Photo/Illutration Tomoshi Okuda, president of Hoboku, explains about the “Kibo no Machi” project planned on the former site of the Kudo-kai headquarters at a news conference in Kita-Kyushu on April 28. Adviser Atsuko Muraki participates through a videoconference. (Ryo Sasaki)

KITA-KYUSHU--A nonprofit group here plans to help poor individuals, troubled children and elderly people at a site that used to house the headquarters of one of the most violent yakuza organizations.

The Hoboku group announced in April that it had obtained ownership of the land once occupied by the Kudo-kai crime syndicate.

Under the “Kibo no Machi” (Town of hope) project, two buildings will be erected for workers of a new social welfare corporation that will start offering services for all generations in April 2023.

Local resident representatives will be allowed to join to refine the project and promote the planned facility as a model of a community-wide campaign to reinforce well-being.

“Social vulnerabilities surfaced (during the new coronavirus pandemic),” Tomoshi Okuda, president of Hoboku, said at a news conference. “It is time for us to think of ideal society and communities in this challenging age. We will create a town where one can ask for help and live easily. I want you all to join us to develop such a place.”

Atsuko Muraki, a former administrative vice labor minister who serves as an adviser for the project, described the plan as “drawing attention from across Japan.”

“I will call on more people to provide their support for the project,” Muraki said in a videoconference.

According to Hoboku and other sources, the 1,750-square-meter site is in a residential area 1.7 kilometers from JR Kokura Station. The yakuza main office building has been demolished.

The land was sold to Fukuoka Prefecture’s violence eradication campaign promotion center for 100 million yen ($940,000) in November, and then resold to a company in the prefecture. Hoboku purchased it from the business.

Hoboku received 130 million yen in loans from financial institutions to obtain the land and is now soliciting donations to pay off the debt and construct new buildings.

Hoboku, designated as a nonprofit organization in 2000, is the successor to a group established in 1988 in Kita-Kyushu to help homeless individuals.

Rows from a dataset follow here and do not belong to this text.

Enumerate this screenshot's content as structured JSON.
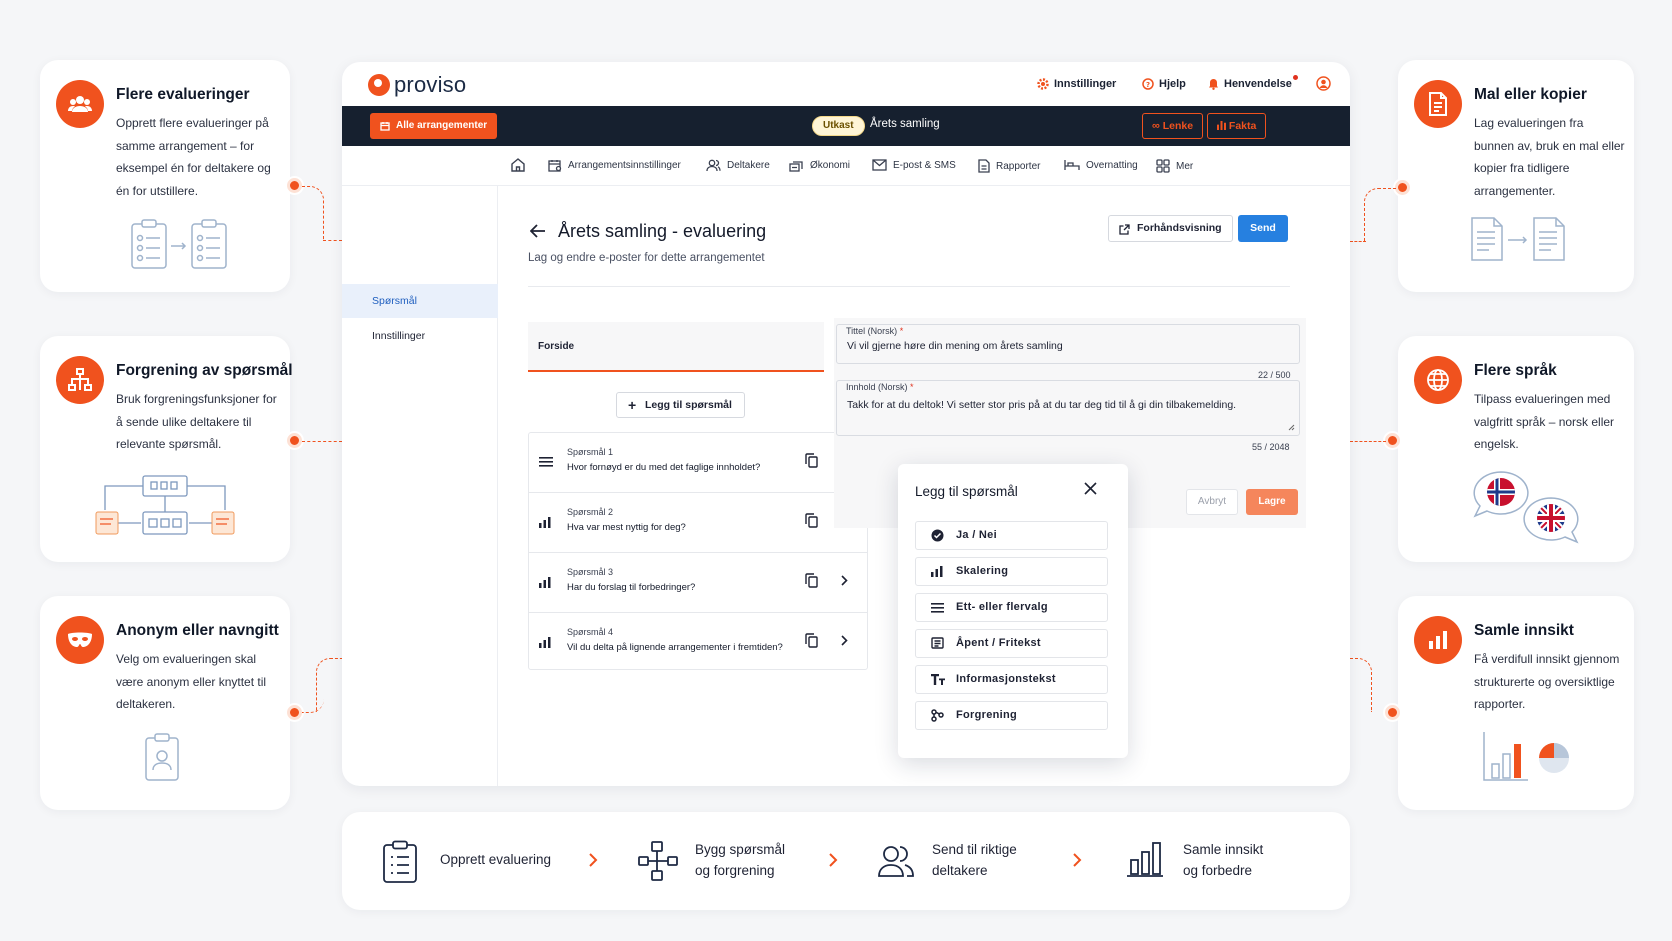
{
  "brand": {
    "name": "proviso",
    "accent": "#f0521e",
    "primary": "#2680e0",
    "dark": "#16202f"
  },
  "topnav": {
    "settings": "Innstillinger",
    "help": "Hjelp",
    "requests": "Henvendelse"
  },
  "darkbar": {
    "all_events": "Alle arrangementer",
    "status": "Utkast",
    "event_name": "Årets samling",
    "link": "Lenke",
    "facts": "Fakta"
  },
  "modules": [
    "Arrangementsinnstillinger",
    "Deltakere",
    "Økonomi",
    "E-post & SMS",
    "Rapporter",
    "Overnatting",
    "Mer"
  ],
  "sidebar": {
    "items": [
      {
        "label": "Spørsmål"
      },
      {
        "label": "Innstillinger"
      }
    ]
  },
  "page": {
    "title": "Årets samling - evaluering",
    "subtitle": "Lag og endre e-poster for dette arrangementet",
    "preview": "Forhåndsvisning",
    "send": "Send"
  },
  "tab": "Forside",
  "add_question": "Legg til spørsmål",
  "questions": [
    {
      "num": "Spørsmål 1",
      "text": "Hvor fornøyd er du med det faglige innholdet?",
      "icon": "list-lines-icon"
    },
    {
      "num": "Spørsmål 2",
      "text": "Hva var mest nyttig for deg?",
      "icon": "bar-chart-icon"
    },
    {
      "num": "Spørsmål 3",
      "text": "Har du forslag til forbedringer?",
      "icon": "bar-chart-icon"
    },
    {
      "num": "Spørsmål 4",
      "text": "Vil du delta på lignende arrangementer i fremtiden?",
      "icon": "bar-chart-icon"
    }
  ],
  "form": {
    "title_label": "Tittel (Norsk)",
    "title_value": "Vi vil gjerne høre din mening om årets samling",
    "title_count": "22 / 500",
    "content_label": "Innhold (Norsk)",
    "content_value": "Takk for at du deltok! Vi setter stor pris på at du tar deg tid til å gi din tilbakemelding.",
    "content_count": "55 / 2048",
    "required": "*",
    "cancel": "Avbryt",
    "save": "Lagre"
  },
  "popup": {
    "title": "Legg til spørsmål",
    "options": [
      {
        "label": "Ja / Nei",
        "icon": "check-circle-icon"
      },
      {
        "label": "Skalering",
        "icon": "bar-chart-icon"
      },
      {
        "label": "Ett- eller flervalg",
        "icon": "list-lines-icon"
      },
      {
        "label": "Åpent / Fritekst",
        "icon": "text-box-icon"
      },
      {
        "label": "Informasjonstekst",
        "icon": "text-format-icon"
      },
      {
        "label": "Forgrening",
        "icon": "branch-icon"
      }
    ]
  },
  "features_left": [
    {
      "title": "Flere evalueringer",
      "desc": "Opprett flere evalueringer på samme arrangement – for eksempel én for deltakere og én for utstillere."
    },
    {
      "title": "Forgrening av spørsmål",
      "desc": "Bruk forgreningsfunksjoner for å sende ulike deltakere til relevante spørsmål."
    },
    {
      "title": "Anonym eller navngitt",
      "desc": "Velg om evalueringen skal være anonym eller knyttet til deltakeren."
    }
  ],
  "features_right": [
    {
      "title": "Mal eller kopier",
      "desc": "Lag evalueringen fra bunnen av, bruk en mal eller kopier fra tidligere arrangementer."
    },
    {
      "title": "Flere språk",
      "desc": "Tilpass evalueringen med valgfritt språk – norsk eller engelsk."
    },
    {
      "title": "Samle innsikt",
      "desc": "Få verdifull innsikt gjennom strukturerte og oversiktlige rapporter."
    }
  ],
  "steps": [
    {
      "line1": "Opprett evaluering",
      "line2": ""
    },
    {
      "line1": "Bygg spørsmål",
      "line2": "og forgrening"
    },
    {
      "line1": "Send til riktige",
      "line2": "deltakere"
    },
    {
      "line1": "Samle innsikt",
      "line2": "og forbedre"
    }
  ]
}
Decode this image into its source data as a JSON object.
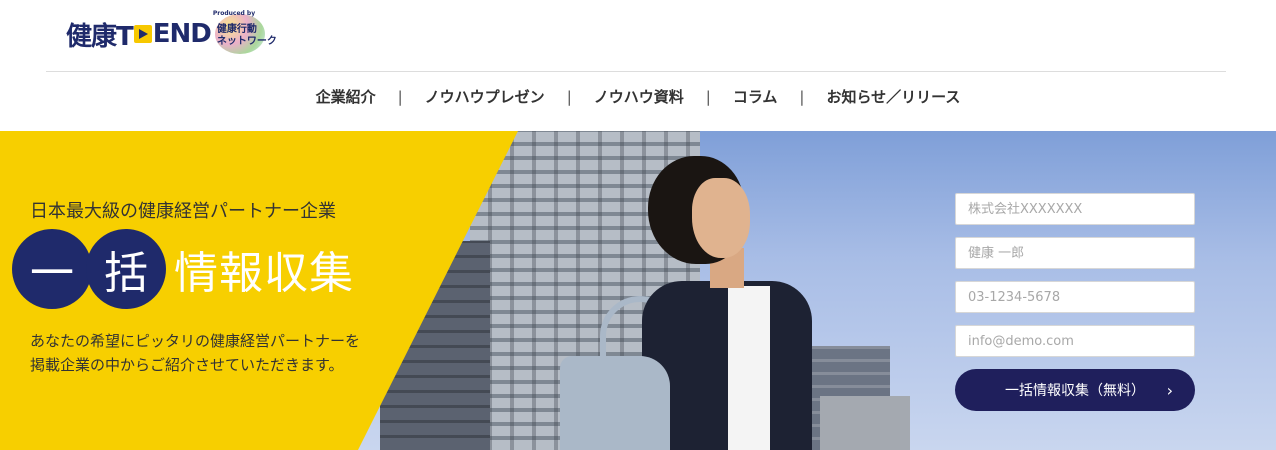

The NPO provides comprehensive well-being programs: distributing food; finding homes and jobs; offering welfare services for children, elderly people and those with disabilities; and helping former inmates readjust to society.

(This article was written by Ryo Sasaki and Kazuki Nunota.)